◆ **SUPPLIED RECORDS**
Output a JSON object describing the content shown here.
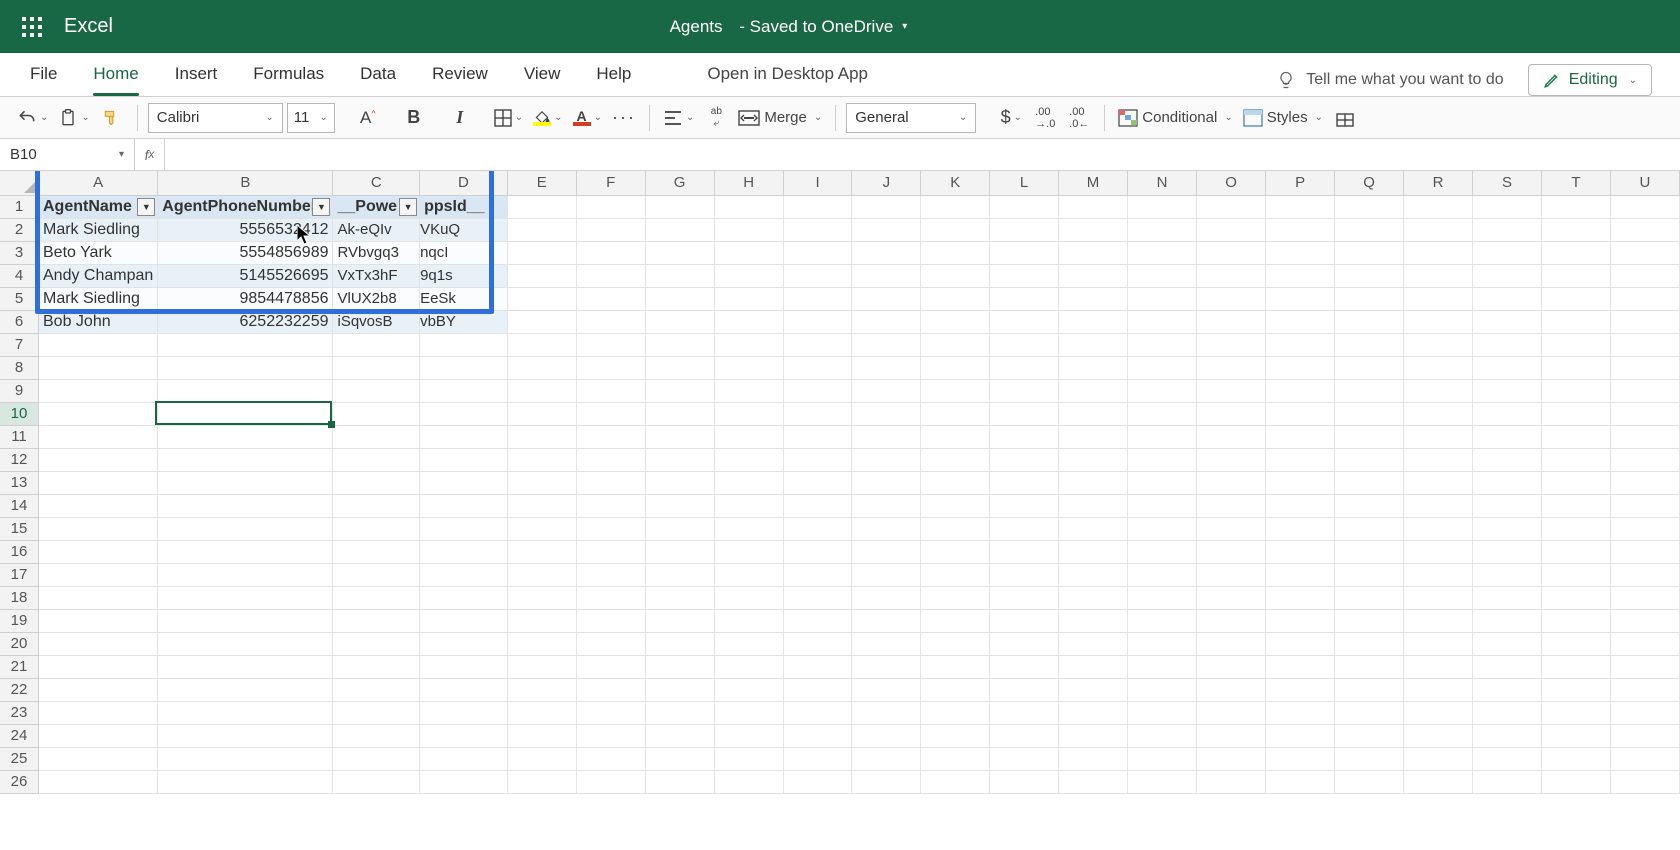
{
  "app": {
    "name": "Excel",
    "doc_title": "Agents",
    "doc_status": "- Saved to OneDrive"
  },
  "tabs": {
    "file": "File",
    "home": "Home",
    "insert": "Insert",
    "formulas": "Formulas",
    "data": "Data",
    "review": "Review",
    "view": "View",
    "help": "Help",
    "open_desktop": "Open in Desktop App"
  },
  "ribbon": {
    "tell_me": "Tell me what you want to do",
    "editing": "Editing"
  },
  "toolbar": {
    "font_name": "Calibri",
    "font_size": "11",
    "number_format": "General",
    "merge": "Merge",
    "conditional": "Conditional",
    "styles": "Styles"
  },
  "namebox": {
    "ref": "B10",
    "fx": ""
  },
  "columns": [
    "A",
    "B",
    "C",
    "D",
    "E",
    "F",
    "G",
    "H",
    "I",
    "J",
    "K",
    "L",
    "M",
    "N",
    "O",
    "P",
    "Q",
    "R",
    "S",
    "T",
    "U"
  ],
  "row_count": 26,
  "active_row": 10,
  "active_col_index": 1,
  "table": {
    "headers": [
      "AgentName",
      "AgentPhoneNumber",
      "__PowerAppsId__"
    ],
    "header_display_c": "__Powe",
    "header_display_d": "ppsId__",
    "rows": [
      {
        "name": "Mark Siedling",
        "phone": "5556532412",
        "id": "Ak-eQIvVKuQ"
      },
      {
        "name": "Beto Yark",
        "phone": "5554856989",
        "id": "RVbvgq3nqcI"
      },
      {
        "name": "Andy Champan",
        "phone": "5145526695",
        "id": "VxTx3hF9q1s"
      },
      {
        "name": "Mark Siedling",
        "phone": "9854478856",
        "id": "VlUX2b8EeSk"
      },
      {
        "name": "Bob John",
        "phone": "6252232259",
        "id": "iSqvosBvbBY"
      }
    ]
  }
}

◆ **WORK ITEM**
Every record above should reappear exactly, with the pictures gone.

◆ **RESULT OF THE EXERCISE**
Output a JSON object describing the content shown here.
{
  "app": {
    "name": "Excel",
    "doc_title": "Agents",
    "doc_status": "- Saved to OneDrive"
  },
  "tabs": {
    "file": "File",
    "home": "Home",
    "insert": "Insert",
    "formulas": "Formulas",
    "data": "Data",
    "review": "Review",
    "view": "View",
    "help": "Help",
    "open_desktop": "Open in Desktop App"
  },
  "ribbon": {
    "tell_me": "Tell me what you want to do",
    "editing": "Editing"
  },
  "toolbar": {
    "font_name": "Calibri",
    "font_size": "11",
    "number_format": "General",
    "merge": "Merge",
    "conditional": "Conditional",
    "styles": "Styles"
  },
  "namebox": {
    "ref": "B10",
    "fx": ""
  },
  "columns": [
    "A",
    "B",
    "C",
    "D",
    "E",
    "F",
    "G",
    "H",
    "I",
    "J",
    "K",
    "L",
    "M",
    "N",
    "O",
    "P",
    "Q",
    "R",
    "S",
    "T",
    "U"
  ],
  "row_count": 26,
  "active_row": 10,
  "active_col_index": 1,
  "table": {
    "headers": [
      "AgentName",
      "AgentPhoneNumber",
      "__PowerAppsId__"
    ],
    "header_display_c": "__Powe",
    "header_display_d": "ppsId__",
    "rows": [
      {
        "name": "Mark Siedling",
        "phone": "5556532412",
        "id": "Ak-eQIvVKuQ"
      },
      {
        "name": "Beto Yark",
        "phone": "5554856989",
        "id": "RVbvgq3nqcI"
      },
      {
        "name": "Andy Champan",
        "phone": "5145526695",
        "id": "VxTx3hF9q1s"
      },
      {
        "name": "Mark Siedling",
        "phone": "9854478856",
        "id": "VlUX2b8EeSk"
      },
      {
        "name": "Bob John",
        "phone": "6252232259",
        "id": "iSqvosBvbBY"
      }
    ]
  }
}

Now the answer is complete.